Brief. Keeping every word and mark, copy all of the data.

(Web page and app entries)
--- START ---

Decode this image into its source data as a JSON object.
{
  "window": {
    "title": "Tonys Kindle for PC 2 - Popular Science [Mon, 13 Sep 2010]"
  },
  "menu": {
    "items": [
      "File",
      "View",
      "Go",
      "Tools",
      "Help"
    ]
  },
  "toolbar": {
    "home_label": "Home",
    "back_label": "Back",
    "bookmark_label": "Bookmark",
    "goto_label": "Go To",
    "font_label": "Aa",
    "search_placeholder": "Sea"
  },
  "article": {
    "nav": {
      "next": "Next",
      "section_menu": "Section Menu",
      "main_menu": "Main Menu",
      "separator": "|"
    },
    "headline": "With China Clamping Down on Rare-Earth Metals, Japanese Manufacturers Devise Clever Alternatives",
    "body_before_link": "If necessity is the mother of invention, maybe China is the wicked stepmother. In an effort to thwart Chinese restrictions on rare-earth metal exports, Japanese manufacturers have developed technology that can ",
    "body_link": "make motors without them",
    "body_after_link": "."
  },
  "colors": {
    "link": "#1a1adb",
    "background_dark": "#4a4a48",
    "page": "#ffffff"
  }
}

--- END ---

Problem solution.
Decode this image into its source data as a JSON object.
{
  "window": {
    "title": "Tonys Kindle for PC 2 - Popular Science [Mon, 13 Sep 2010]"
  },
  "menu": {
    "items": [
      "File",
      "View",
      "Go",
      "Tools",
      "Help"
    ]
  },
  "toolbar": {
    "home_label": "Home",
    "back_label": "Back",
    "bookmark_label": "Bookmark",
    "goto_label": "Go To",
    "font_label": "Aa",
    "search_placeholder": "Sea"
  },
  "article": {
    "nav": {
      "next": "Next",
      "section_menu": "Section Menu",
      "main_menu": "Main Menu",
      "separator": "|"
    },
    "headline": "With China Clamping Down on Rare-Earth Metals, Japanese Manufacturers Devise Clever Alternatives",
    "body_before_link": "If necessity is the mother of invention, maybe China is the wicked stepmother. In an effort to thwart Chinese restrictions on rare-earth metal exports, Japanese manufacturers have developed technology that can ",
    "body_link": "make motors without them",
    "body_after_link": "."
  },
  "colors": {
    "link": "#1a1adb",
    "background_dark": "#4a4a48",
    "page": "#ffffff"
  }
}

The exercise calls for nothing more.